-- EXERCISE DATA --
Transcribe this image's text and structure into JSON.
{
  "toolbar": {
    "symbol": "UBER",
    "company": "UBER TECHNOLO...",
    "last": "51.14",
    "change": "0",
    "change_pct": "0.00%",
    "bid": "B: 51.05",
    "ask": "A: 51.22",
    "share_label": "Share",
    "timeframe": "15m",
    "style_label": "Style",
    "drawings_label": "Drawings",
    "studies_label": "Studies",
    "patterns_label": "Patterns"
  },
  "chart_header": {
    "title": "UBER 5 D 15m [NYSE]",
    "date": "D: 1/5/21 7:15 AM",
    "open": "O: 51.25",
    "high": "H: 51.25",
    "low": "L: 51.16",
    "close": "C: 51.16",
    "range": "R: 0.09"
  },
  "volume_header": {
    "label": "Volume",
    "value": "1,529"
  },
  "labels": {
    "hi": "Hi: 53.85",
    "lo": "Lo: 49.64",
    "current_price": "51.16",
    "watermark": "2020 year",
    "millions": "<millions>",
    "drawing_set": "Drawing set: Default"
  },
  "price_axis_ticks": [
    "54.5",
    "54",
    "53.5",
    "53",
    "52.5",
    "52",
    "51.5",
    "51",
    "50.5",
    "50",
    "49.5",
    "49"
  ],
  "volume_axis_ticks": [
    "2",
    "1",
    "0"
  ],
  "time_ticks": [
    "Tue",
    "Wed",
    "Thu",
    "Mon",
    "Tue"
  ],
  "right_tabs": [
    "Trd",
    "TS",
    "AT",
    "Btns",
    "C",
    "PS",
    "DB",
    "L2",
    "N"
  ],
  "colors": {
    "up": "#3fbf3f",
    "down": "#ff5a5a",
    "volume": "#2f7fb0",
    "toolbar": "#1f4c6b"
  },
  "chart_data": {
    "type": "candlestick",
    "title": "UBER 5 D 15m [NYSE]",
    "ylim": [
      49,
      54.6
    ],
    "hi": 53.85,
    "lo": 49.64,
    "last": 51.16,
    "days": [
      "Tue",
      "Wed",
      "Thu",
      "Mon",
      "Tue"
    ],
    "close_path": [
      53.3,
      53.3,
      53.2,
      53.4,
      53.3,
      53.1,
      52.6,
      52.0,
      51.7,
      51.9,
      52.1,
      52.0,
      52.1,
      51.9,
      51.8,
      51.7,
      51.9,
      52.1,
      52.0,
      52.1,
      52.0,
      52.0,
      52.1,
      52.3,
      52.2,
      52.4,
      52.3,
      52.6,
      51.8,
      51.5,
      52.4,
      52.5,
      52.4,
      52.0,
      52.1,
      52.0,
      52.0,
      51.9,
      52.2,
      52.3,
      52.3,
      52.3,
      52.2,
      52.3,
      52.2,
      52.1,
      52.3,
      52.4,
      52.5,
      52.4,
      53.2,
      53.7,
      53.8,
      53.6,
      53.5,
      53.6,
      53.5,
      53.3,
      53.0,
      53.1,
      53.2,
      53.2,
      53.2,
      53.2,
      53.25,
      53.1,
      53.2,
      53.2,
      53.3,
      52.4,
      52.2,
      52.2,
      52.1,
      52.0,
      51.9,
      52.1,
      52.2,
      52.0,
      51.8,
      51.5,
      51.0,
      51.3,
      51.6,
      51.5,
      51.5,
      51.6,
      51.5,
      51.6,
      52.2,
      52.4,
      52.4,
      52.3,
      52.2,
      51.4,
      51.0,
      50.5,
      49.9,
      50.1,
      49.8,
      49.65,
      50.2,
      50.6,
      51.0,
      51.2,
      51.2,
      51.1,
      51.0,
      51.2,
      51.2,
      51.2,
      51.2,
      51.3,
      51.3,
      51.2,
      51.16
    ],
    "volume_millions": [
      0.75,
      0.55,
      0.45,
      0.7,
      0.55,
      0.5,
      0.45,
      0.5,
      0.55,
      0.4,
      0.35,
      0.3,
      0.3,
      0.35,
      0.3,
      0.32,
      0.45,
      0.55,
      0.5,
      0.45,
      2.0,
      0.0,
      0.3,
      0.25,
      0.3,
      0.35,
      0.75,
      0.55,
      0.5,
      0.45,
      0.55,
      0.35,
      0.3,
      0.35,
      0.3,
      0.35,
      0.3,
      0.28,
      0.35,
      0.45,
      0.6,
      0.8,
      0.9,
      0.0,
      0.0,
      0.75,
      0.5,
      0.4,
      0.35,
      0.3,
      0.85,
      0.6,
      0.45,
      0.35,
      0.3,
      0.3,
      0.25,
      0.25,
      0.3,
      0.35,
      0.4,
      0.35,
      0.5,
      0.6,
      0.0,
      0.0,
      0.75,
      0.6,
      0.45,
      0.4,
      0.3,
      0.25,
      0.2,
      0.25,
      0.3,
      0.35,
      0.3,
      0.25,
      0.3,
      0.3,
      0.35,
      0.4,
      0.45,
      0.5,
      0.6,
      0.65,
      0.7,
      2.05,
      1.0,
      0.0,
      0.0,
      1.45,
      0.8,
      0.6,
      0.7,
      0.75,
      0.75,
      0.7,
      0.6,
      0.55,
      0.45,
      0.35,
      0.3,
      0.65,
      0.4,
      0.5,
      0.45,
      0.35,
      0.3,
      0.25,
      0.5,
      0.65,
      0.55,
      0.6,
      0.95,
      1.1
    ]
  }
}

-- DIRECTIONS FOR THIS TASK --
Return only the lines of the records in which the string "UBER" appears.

-- ANSWER SECTION --
    "symbol": "UBER",
    "company": "UBER TECHNOLO...",
    "title": "UBER 5 D 15m [NYSE]",
    "title": "UBER 5 D 15m [NYSE]",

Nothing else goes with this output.